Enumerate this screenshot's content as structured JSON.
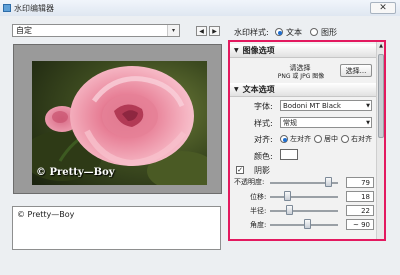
{
  "window": {
    "title": "水印编辑器",
    "close_glyph": "✕"
  },
  "preset": {
    "value": "自定",
    "arrow": "▾"
  },
  "nav": {
    "prev": "◀",
    "next": "▶"
  },
  "preview": {
    "watermark_text": "© Pretty—Boy"
  },
  "text_input": {
    "value": "© Pretty—Boy"
  },
  "watermark_style": {
    "label": "水印样式:",
    "options": [
      "文本",
      "图形"
    ],
    "selected": "文本"
  },
  "image_section": {
    "header": "图像选项",
    "hint_line1": "请选择",
    "hint_line2": "PNG 或 JPG 图像",
    "select_button": "选择..."
  },
  "text_section": {
    "header": "文本选项",
    "font_label": "字体:",
    "font_value": "Bodoni MT Black",
    "style_label": "样式:",
    "style_value": "常规",
    "align_label": "对齐:",
    "align_options": [
      "左对齐",
      "居中",
      "右对齐"
    ],
    "align_selected": "左对齐",
    "color_label": "颜色:",
    "color_value": "#ffffff"
  },
  "shadow": {
    "checkbox_label": "阴影",
    "checked": true,
    "rows": [
      {
        "label": "不透明度:",
        "value": "79"
      },
      {
        "label": "位移:",
        "value": "18"
      },
      {
        "label": "半径:",
        "value": "22"
      },
      {
        "label": "角度:",
        "value": "~ 90"
      }
    ]
  },
  "colors": {
    "highlight": "#e3195f",
    "radio_selected": "#1f6fd1"
  }
}
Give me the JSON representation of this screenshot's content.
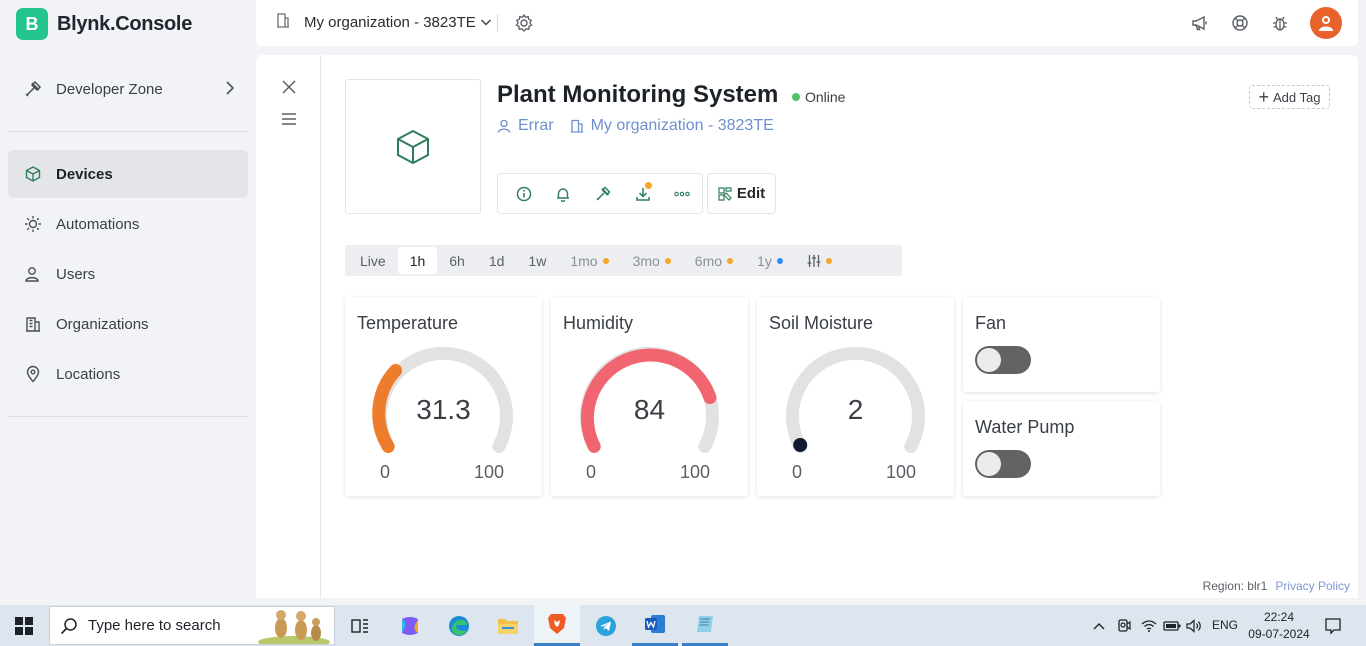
{
  "app": {
    "logo_letter": "B",
    "name": "Blynk.Console",
    "brand_color": "#23c48e"
  },
  "sidebar": {
    "developer_zone": "Developer Zone",
    "items": [
      {
        "label": "Devices",
        "icon": "cube-icon",
        "active": true
      },
      {
        "label": "Automations",
        "icon": "sun-icon"
      },
      {
        "label": "Users",
        "icon": "users-icon"
      },
      {
        "label": "Organizations",
        "icon": "building-icon"
      },
      {
        "label": "Locations",
        "icon": "location-pin-icon"
      }
    ]
  },
  "topbar": {
    "org": "My organization - 3823TE",
    "icons": [
      "megaphone-icon",
      "lifebuoy-icon",
      "bug-icon",
      "avatar"
    ]
  },
  "device": {
    "name": "Plant Monitoring System",
    "status": "Online",
    "status_color": "#4ec16a",
    "owner": "Errar",
    "organization": "My organization - 3823TE",
    "add_tag": "Add Tag",
    "edit": "Edit",
    "actions": [
      "info-icon",
      "bell-icon",
      "tools-icon",
      "download-icon",
      "more-icon"
    ]
  },
  "timerange": {
    "options": [
      {
        "label": "Live"
      },
      {
        "label": "1h",
        "active": true
      },
      {
        "label": "6h"
      },
      {
        "label": "1d"
      },
      {
        "label": "1w"
      },
      {
        "label": "1mo",
        "dot": "#f5a623"
      },
      {
        "label": "3mo",
        "dot": "#f5a623"
      },
      {
        "label": "6mo",
        "dot": "#f5a623"
      },
      {
        "label": "1y",
        "dot": "#2d8cf0"
      }
    ],
    "settings_dot": "#f5a623"
  },
  "widgets": {
    "temperature": {
      "title": "Temperature",
      "value": "31.3",
      "min": "0",
      "max": "100",
      "color": "#ed7d2a"
    },
    "humidity": {
      "title": "Humidity",
      "value": "84",
      "min": "0",
      "max": "100",
      "color": "#f0656f"
    },
    "soil": {
      "title": "Soil Moisture",
      "value": "2",
      "min": "0",
      "max": "100",
      "color": "#0f1a33"
    },
    "fan": {
      "title": "Fan",
      "on": false
    },
    "pump": {
      "title": "Water Pump",
      "on": false
    }
  },
  "footer": {
    "region": "Region: blr1",
    "privacy": "Privacy Policy"
  },
  "taskbar": {
    "search_placeholder": "Type here to search",
    "apps": [
      "task-view-icon",
      "copilot-icon",
      "edge-icon",
      "file-explorer-icon",
      "brave-icon",
      "telegram-icon",
      "word-icon",
      "notepad-icon"
    ],
    "language": "ENG",
    "time": "22:24",
    "date": "09-07-2024"
  }
}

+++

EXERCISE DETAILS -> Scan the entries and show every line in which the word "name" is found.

OUTPUT OF THE EXERCISE ->
    "name": "Blynk.Console",
    "name": "Plant Monitoring System",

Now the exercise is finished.